[Excerpts from an interface dataset]
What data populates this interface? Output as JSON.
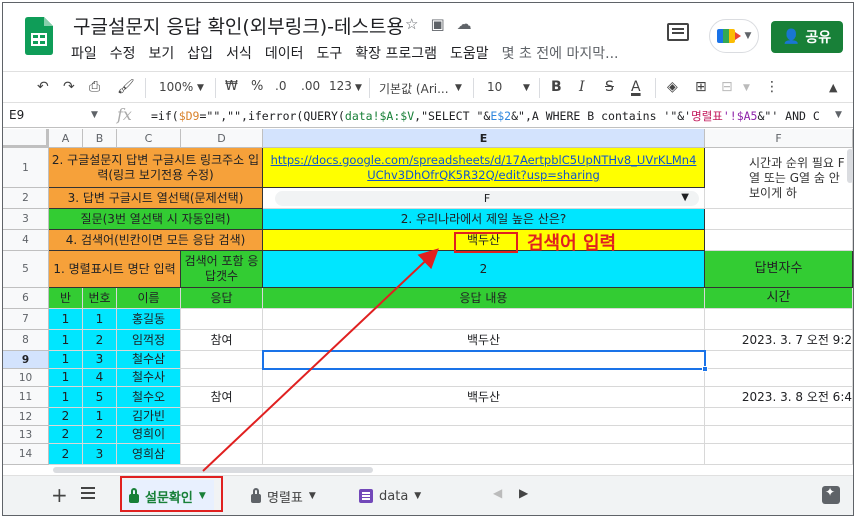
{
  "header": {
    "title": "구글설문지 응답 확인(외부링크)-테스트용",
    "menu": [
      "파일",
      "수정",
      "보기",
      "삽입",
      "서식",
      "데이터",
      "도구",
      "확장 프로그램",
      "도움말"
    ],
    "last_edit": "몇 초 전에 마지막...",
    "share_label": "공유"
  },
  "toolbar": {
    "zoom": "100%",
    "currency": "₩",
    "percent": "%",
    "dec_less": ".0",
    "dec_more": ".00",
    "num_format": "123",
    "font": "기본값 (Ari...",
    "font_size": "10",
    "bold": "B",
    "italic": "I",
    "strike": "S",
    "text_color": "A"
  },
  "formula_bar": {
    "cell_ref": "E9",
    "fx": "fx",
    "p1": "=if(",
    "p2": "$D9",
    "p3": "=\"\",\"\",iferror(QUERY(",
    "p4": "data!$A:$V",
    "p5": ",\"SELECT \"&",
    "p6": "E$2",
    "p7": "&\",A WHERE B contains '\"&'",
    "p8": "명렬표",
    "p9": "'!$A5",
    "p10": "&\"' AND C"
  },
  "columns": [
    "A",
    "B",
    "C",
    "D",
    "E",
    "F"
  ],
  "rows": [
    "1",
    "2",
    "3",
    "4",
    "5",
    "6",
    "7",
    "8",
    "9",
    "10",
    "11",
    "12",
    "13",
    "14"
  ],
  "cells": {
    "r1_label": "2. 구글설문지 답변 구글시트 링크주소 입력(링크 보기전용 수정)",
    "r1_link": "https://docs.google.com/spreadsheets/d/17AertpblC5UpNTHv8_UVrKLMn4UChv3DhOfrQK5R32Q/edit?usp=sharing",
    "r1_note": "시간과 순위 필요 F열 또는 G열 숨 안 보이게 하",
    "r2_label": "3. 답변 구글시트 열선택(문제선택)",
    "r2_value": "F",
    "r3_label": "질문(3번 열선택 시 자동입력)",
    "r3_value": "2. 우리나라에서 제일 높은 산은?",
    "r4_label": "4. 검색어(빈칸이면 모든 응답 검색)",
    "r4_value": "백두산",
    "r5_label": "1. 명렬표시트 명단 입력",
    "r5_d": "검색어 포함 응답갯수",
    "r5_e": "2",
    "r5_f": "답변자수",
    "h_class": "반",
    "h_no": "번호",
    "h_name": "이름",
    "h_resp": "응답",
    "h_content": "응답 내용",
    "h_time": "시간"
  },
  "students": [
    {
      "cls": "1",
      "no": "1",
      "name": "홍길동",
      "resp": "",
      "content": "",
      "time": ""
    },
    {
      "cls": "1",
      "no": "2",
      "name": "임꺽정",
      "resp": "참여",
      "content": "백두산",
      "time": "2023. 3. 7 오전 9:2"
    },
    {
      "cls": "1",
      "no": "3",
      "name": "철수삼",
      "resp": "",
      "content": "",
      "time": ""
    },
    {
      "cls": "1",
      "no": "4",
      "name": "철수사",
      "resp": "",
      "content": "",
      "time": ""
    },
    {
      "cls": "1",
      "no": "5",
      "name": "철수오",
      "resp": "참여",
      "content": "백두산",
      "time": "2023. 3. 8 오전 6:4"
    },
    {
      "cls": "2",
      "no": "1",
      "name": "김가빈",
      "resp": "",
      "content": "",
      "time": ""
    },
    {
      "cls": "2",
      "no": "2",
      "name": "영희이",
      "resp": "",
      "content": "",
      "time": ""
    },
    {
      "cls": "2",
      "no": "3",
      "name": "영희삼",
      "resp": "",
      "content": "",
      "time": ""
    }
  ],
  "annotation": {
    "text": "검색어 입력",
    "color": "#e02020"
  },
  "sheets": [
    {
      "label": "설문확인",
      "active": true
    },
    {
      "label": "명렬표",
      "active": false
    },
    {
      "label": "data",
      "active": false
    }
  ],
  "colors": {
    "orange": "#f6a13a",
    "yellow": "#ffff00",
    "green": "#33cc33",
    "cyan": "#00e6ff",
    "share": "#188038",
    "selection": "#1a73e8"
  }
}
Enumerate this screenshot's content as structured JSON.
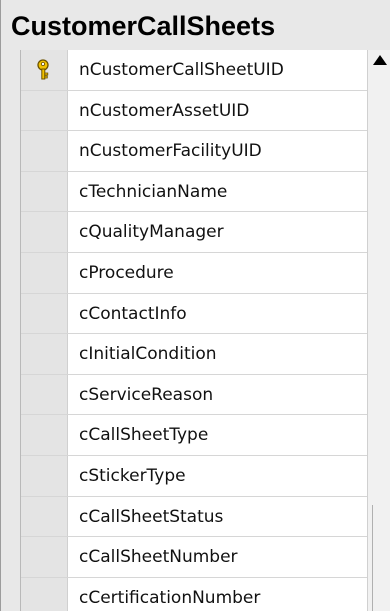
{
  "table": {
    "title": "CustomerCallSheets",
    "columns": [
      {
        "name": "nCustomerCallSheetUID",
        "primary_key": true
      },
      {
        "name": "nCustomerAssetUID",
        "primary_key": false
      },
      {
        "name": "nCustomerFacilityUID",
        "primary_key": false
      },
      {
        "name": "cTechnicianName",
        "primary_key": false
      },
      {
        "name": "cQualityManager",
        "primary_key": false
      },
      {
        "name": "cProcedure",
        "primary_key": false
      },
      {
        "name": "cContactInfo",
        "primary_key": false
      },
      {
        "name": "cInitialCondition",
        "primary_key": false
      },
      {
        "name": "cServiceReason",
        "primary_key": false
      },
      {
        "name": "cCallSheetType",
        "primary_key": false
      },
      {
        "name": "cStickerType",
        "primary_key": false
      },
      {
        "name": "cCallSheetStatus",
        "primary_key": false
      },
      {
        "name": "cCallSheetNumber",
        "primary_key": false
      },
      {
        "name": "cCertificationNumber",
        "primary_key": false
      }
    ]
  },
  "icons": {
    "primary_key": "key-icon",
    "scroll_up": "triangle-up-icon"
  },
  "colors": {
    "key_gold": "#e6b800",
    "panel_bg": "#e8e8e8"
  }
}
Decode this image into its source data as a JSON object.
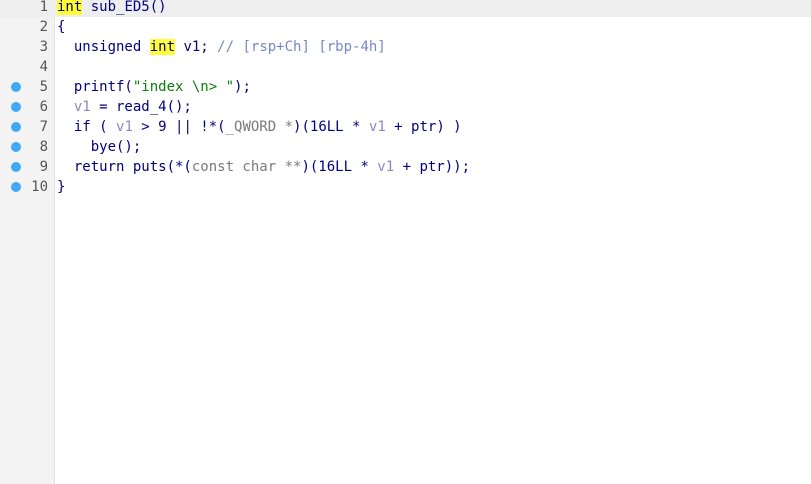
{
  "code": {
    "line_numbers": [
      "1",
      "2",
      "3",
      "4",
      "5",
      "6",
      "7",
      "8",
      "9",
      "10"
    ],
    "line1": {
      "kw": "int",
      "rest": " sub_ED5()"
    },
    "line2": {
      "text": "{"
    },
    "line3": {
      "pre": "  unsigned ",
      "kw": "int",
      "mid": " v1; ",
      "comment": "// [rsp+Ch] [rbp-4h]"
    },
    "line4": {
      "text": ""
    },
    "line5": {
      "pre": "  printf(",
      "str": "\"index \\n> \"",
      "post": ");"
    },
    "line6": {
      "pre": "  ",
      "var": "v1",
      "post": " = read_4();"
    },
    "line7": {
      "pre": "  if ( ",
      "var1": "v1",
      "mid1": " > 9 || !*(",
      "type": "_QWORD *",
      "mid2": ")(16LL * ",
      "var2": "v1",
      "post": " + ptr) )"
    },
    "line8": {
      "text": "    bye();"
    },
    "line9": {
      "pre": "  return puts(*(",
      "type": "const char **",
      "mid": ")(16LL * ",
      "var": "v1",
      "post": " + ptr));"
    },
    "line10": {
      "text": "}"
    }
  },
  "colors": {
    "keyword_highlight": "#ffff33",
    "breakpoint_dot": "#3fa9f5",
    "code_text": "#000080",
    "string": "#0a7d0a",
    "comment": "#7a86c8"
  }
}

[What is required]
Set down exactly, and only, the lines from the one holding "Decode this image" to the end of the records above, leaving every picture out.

[Task answer]
Decode this image into its source data as a JSON object.
{
  "code": {
    "line_numbers": [
      "1",
      "2",
      "3",
      "4",
      "5",
      "6",
      "7",
      "8",
      "9",
      "10"
    ],
    "line1": {
      "kw": "int",
      "rest": " sub_ED5()"
    },
    "line2": {
      "text": "{"
    },
    "line3": {
      "pre": "  unsigned ",
      "kw": "int",
      "mid": " v1; ",
      "comment": "// [rsp+Ch] [rbp-4h]"
    },
    "line4": {
      "text": ""
    },
    "line5": {
      "pre": "  printf(",
      "str": "\"index \\n> \"",
      "post": ");"
    },
    "line6": {
      "pre": "  ",
      "var": "v1",
      "post": " = read_4();"
    },
    "line7": {
      "pre": "  if ( ",
      "var1": "v1",
      "mid1": " > 9 || !*(",
      "type": "_QWORD *",
      "mid2": ")(16LL * ",
      "var2": "v1",
      "post": " + ptr) )"
    },
    "line8": {
      "text": "    bye();"
    },
    "line9": {
      "pre": "  return puts(*(",
      "type": "const char **",
      "mid": ")(16LL * ",
      "var": "v1",
      "post": " + ptr));"
    },
    "line10": {
      "text": "}"
    }
  },
  "colors": {
    "keyword_highlight": "#ffff33",
    "breakpoint_dot": "#3fa9f5",
    "code_text": "#000080",
    "string": "#0a7d0a",
    "comment": "#7a86c8"
  }
}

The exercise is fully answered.